[PROBLEM TO WORK ON]: Find the string "MacBook" in the listing below and return each line it appears in.

╭─ EXERCISE MATERIALS

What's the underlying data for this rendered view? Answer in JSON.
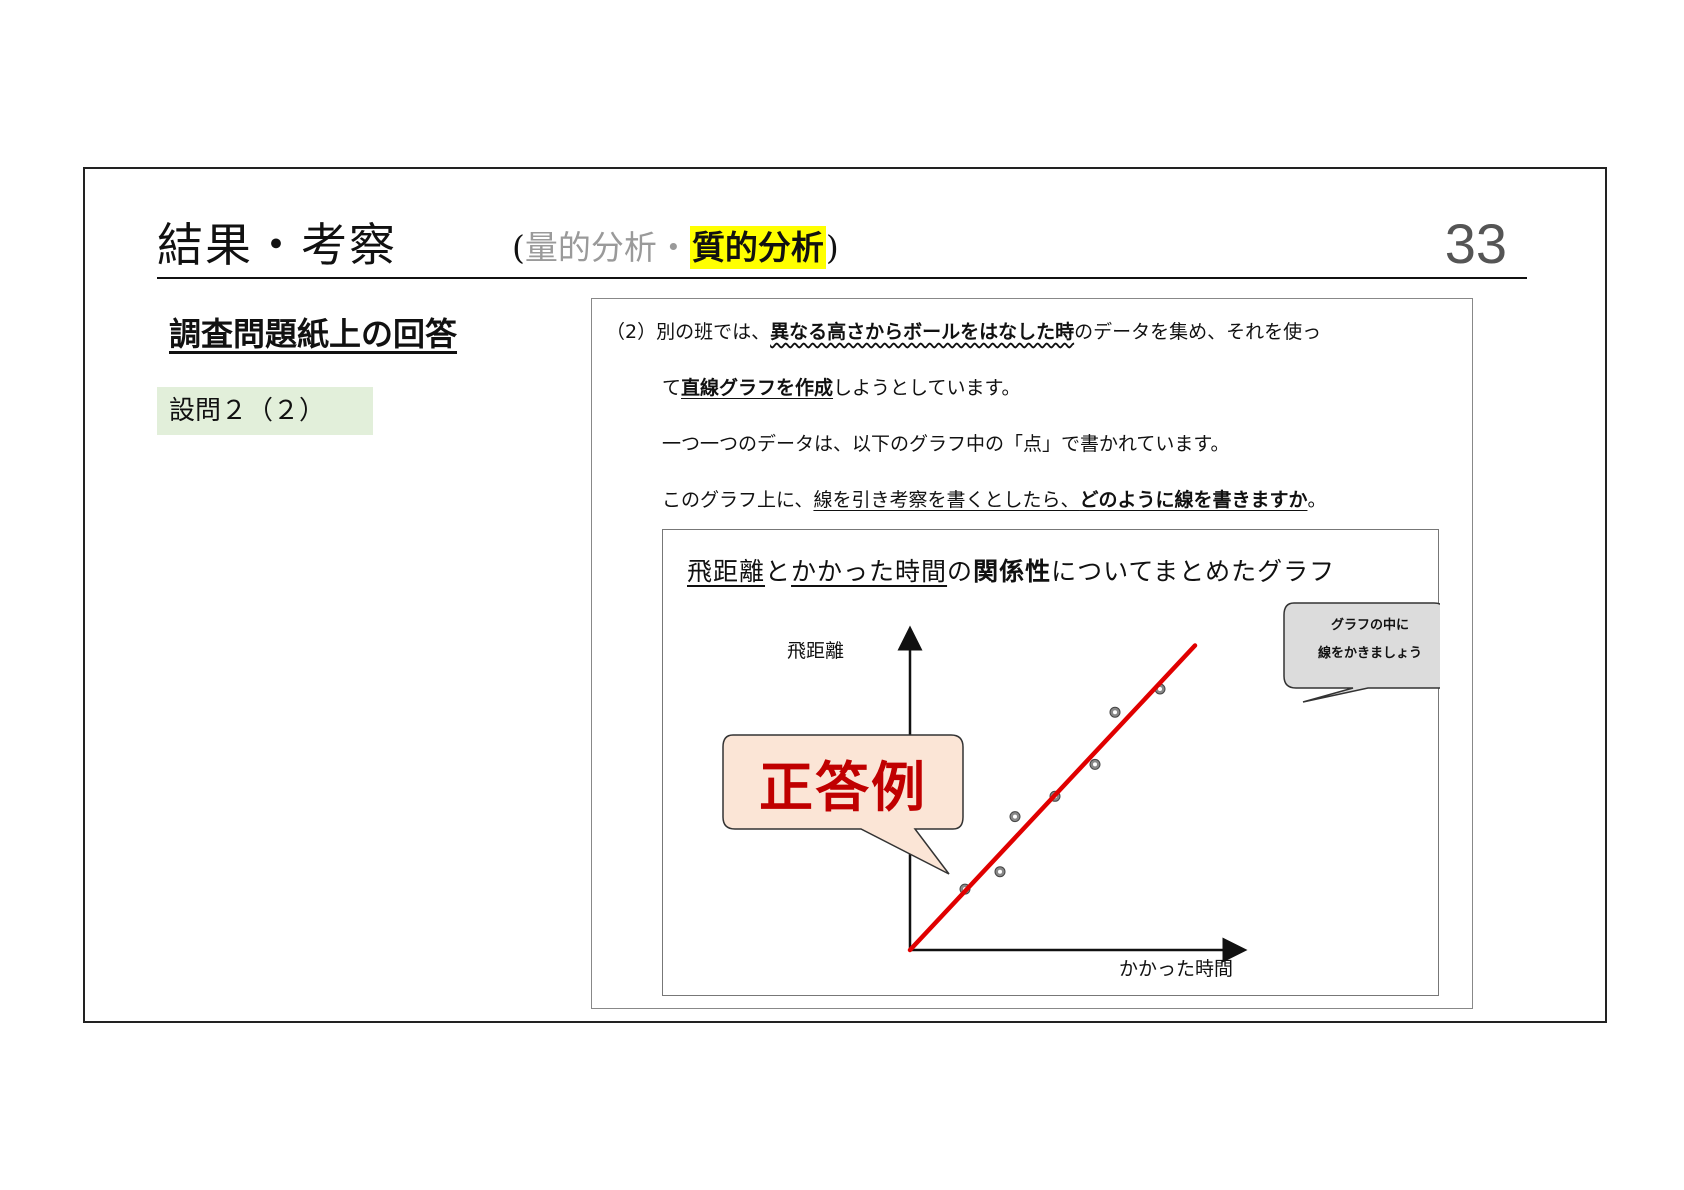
{
  "header": {
    "title_main": "結果・考察",
    "title_open": "(",
    "title_grey": "量的分析・",
    "title_highlight": "質的分析",
    "title_close": ")",
    "page_number": "33"
  },
  "left": {
    "section_title": "調査問題紙上の回答",
    "question_tag": "設問２（２）"
  },
  "question": {
    "l1_prefix": "（2）別の班では、",
    "l1_emph": "異なる高さからボールをはなした時",
    "l1_suffix": "のデータを集め、それを使っ",
    "l2_prefix": "て",
    "l2_emph": "直線グラフを作成",
    "l2_suffix": "しようとしています。",
    "l3": "一つ一つのデータは、以下のグラフ中の「点」で書かれています。",
    "l4_prefix": "このグラフ上に、",
    "l4_underline": "線を引き考察を書くとしたら、",
    "l4_emph": "どのように線を書きますか",
    "l4_suffix": "。"
  },
  "graph": {
    "title_part1": "飛距離",
    "title_part2": "と",
    "title_part3": "かかった時間",
    "title_part4": "の",
    "title_part5": "関係性",
    "title_part6": "についてまとめたグラフ",
    "y_label": "飛距離",
    "x_label": "かかった時間",
    "callout_line1": "グラフの中に",
    "callout_line2": "線をかきましょう",
    "answer_label": "正答例",
    "line_color": "#e00000",
    "answer_fill": "#fbe5d6"
  },
  "chart_data": {
    "type": "scatter",
    "xlabel": "かかった時間",
    "ylabel": "飛距離",
    "points": [
      {
        "x": 0.55,
        "y": 0.21
      },
      {
        "x": 0.9,
        "y": 0.27
      },
      {
        "x": 1.05,
        "y": 0.46
      },
      {
        "x": 1.45,
        "y": 0.53
      },
      {
        "x": 1.85,
        "y": 0.64
      },
      {
        "x": 2.05,
        "y": 0.82
      },
      {
        "x": 2.5,
        "y": 0.9
      }
    ],
    "fit_line": {
      "x": [
        0,
        2.85
      ],
      "y": [
        0,
        1.05
      ]
    },
    "xlim": [
      0,
      3.0
    ],
    "ylim": [
      0,
      1.0
    ],
    "grid": false
  }
}
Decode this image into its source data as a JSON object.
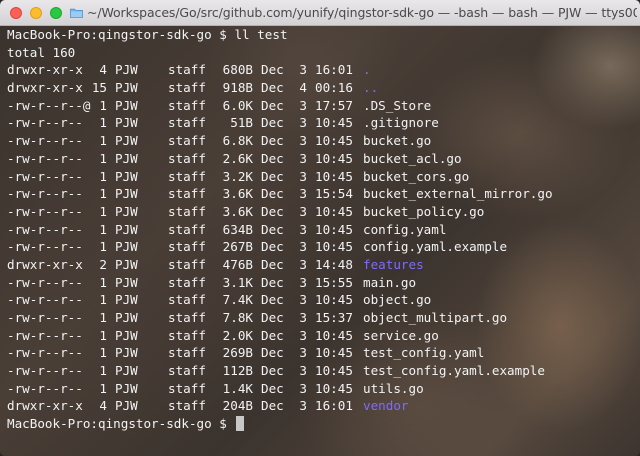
{
  "window": {
    "title": "~/Workspaces/Go/src/github.com/yunify/qingstor-sdk-go — -bash — bash — PJW — ttys00..."
  },
  "terminal": {
    "prompt_line": "MacBook-Pro:qingstor-sdk-go $ ll test",
    "total_line": "total 160",
    "entries": [
      {
        "perm": "drwxr-xr-x",
        "links": "4",
        "owner": "PJW",
        "group": "staff",
        "size": "680B",
        "month": "Dec",
        "day": "3",
        "time": "16:01",
        "name": ".",
        "is_dir": true
      },
      {
        "perm": "drwxr-xr-x",
        "links": "15",
        "owner": "PJW",
        "group": "staff",
        "size": "918B",
        "month": "Dec",
        "day": "4",
        "time": "00:16",
        "name": "..",
        "is_dir": true
      },
      {
        "perm": "-rw-r--r--@",
        "links": "1",
        "owner": "PJW",
        "group": "staff",
        "size": "6.0K",
        "month": "Dec",
        "day": "3",
        "time": "17:57",
        "name": ".DS_Store",
        "is_dir": false
      },
      {
        "perm": "-rw-r--r--",
        "links": "1",
        "owner": "PJW",
        "group": "staff",
        "size": "51B",
        "month": "Dec",
        "day": "3",
        "time": "10:45",
        "name": ".gitignore",
        "is_dir": false
      },
      {
        "perm": "-rw-r--r--",
        "links": "1",
        "owner": "PJW",
        "group": "staff",
        "size": "6.8K",
        "month": "Dec",
        "day": "3",
        "time": "10:45",
        "name": "bucket.go",
        "is_dir": false
      },
      {
        "perm": "-rw-r--r--",
        "links": "1",
        "owner": "PJW",
        "group": "staff",
        "size": "2.6K",
        "month": "Dec",
        "day": "3",
        "time": "10:45",
        "name": "bucket_acl.go",
        "is_dir": false
      },
      {
        "perm": "-rw-r--r--",
        "links": "1",
        "owner": "PJW",
        "group": "staff",
        "size": "3.2K",
        "month": "Dec",
        "day": "3",
        "time": "10:45",
        "name": "bucket_cors.go",
        "is_dir": false
      },
      {
        "perm": "-rw-r--r--",
        "links": "1",
        "owner": "PJW",
        "group": "staff",
        "size": "3.6K",
        "month": "Dec",
        "day": "3",
        "time": "15:54",
        "name": "bucket_external_mirror.go",
        "is_dir": false
      },
      {
        "perm": "-rw-r--r--",
        "links": "1",
        "owner": "PJW",
        "group": "staff",
        "size": "3.6K",
        "month": "Dec",
        "day": "3",
        "time": "10:45",
        "name": "bucket_policy.go",
        "is_dir": false
      },
      {
        "perm": "-rw-r--r--",
        "links": "1",
        "owner": "PJW",
        "group": "staff",
        "size": "634B",
        "month": "Dec",
        "day": "3",
        "time": "10:45",
        "name": "config.yaml",
        "is_dir": false
      },
      {
        "perm": "-rw-r--r--",
        "links": "1",
        "owner": "PJW",
        "group": "staff",
        "size": "267B",
        "month": "Dec",
        "day": "3",
        "time": "10:45",
        "name": "config.yaml.example",
        "is_dir": false
      },
      {
        "perm": "drwxr-xr-x",
        "links": "2",
        "owner": "PJW",
        "group": "staff",
        "size": "476B",
        "month": "Dec",
        "day": "3",
        "time": "14:48",
        "name": "features",
        "is_dir": true
      },
      {
        "perm": "-rw-r--r--",
        "links": "1",
        "owner": "PJW",
        "group": "staff",
        "size": "3.1K",
        "month": "Dec",
        "day": "3",
        "time": "15:55",
        "name": "main.go",
        "is_dir": false
      },
      {
        "perm": "-rw-r--r--",
        "links": "1",
        "owner": "PJW",
        "group": "staff",
        "size": "7.4K",
        "month": "Dec",
        "day": "3",
        "time": "10:45",
        "name": "object.go",
        "is_dir": false
      },
      {
        "perm": "-rw-r--r--",
        "links": "1",
        "owner": "PJW",
        "group": "staff",
        "size": "7.8K",
        "month": "Dec",
        "day": "3",
        "time": "15:37",
        "name": "object_multipart.go",
        "is_dir": false
      },
      {
        "perm": "-rw-r--r--",
        "links": "1",
        "owner": "PJW",
        "group": "staff",
        "size": "2.0K",
        "month": "Dec",
        "day": "3",
        "time": "10:45",
        "name": "service.go",
        "is_dir": false
      },
      {
        "perm": "-rw-r--r--",
        "links": "1",
        "owner": "PJW",
        "group": "staff",
        "size": "269B",
        "month": "Dec",
        "day": "3",
        "time": "10:45",
        "name": "test_config.yaml",
        "is_dir": false
      },
      {
        "perm": "-rw-r--r--",
        "links": "1",
        "owner": "PJW",
        "group": "staff",
        "size": "112B",
        "month": "Dec",
        "day": "3",
        "time": "10:45",
        "name": "test_config.yaml.example",
        "is_dir": false
      },
      {
        "perm": "-rw-r--r--",
        "links": "1",
        "owner": "PJW",
        "group": "staff",
        "size": "1.4K",
        "month": "Dec",
        "day": "3",
        "time": "10:45",
        "name": "utils.go",
        "is_dir": false
      },
      {
        "perm": "drwxr-xr-x",
        "links": "4",
        "owner": "PJW",
        "group": "staff",
        "size": "204B",
        "month": "Dec",
        "day": "3",
        "time": "16:01",
        "name": "vendor",
        "is_dir": true
      }
    ],
    "final_prompt": "MacBook-Pro:qingstor-sdk-go $ "
  },
  "colors": {
    "directory": "#7f6bff",
    "text": "#f3f3f3",
    "close": "#fc5f57",
    "minimize": "#fdbc2e",
    "maximize": "#28c840"
  },
  "icons": [
    "close-icon",
    "minimize-icon",
    "maximize-icon",
    "folder-icon"
  ]
}
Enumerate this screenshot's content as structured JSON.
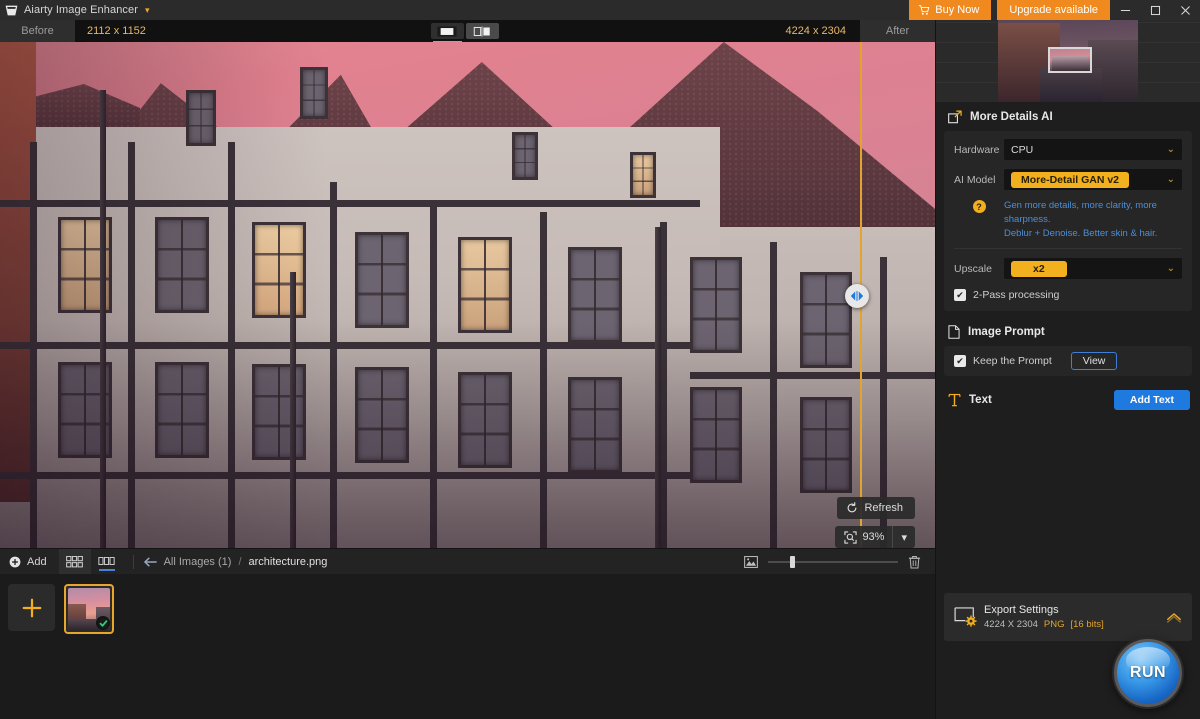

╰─

[OUTPUT OF THE EXERCISE]:
    "prompt_line": "MacBook-Pro:qingstor-sdk-go $ ll test",
    "final_prompt": "MacBook-Pro:qingstor-sdk-go $ "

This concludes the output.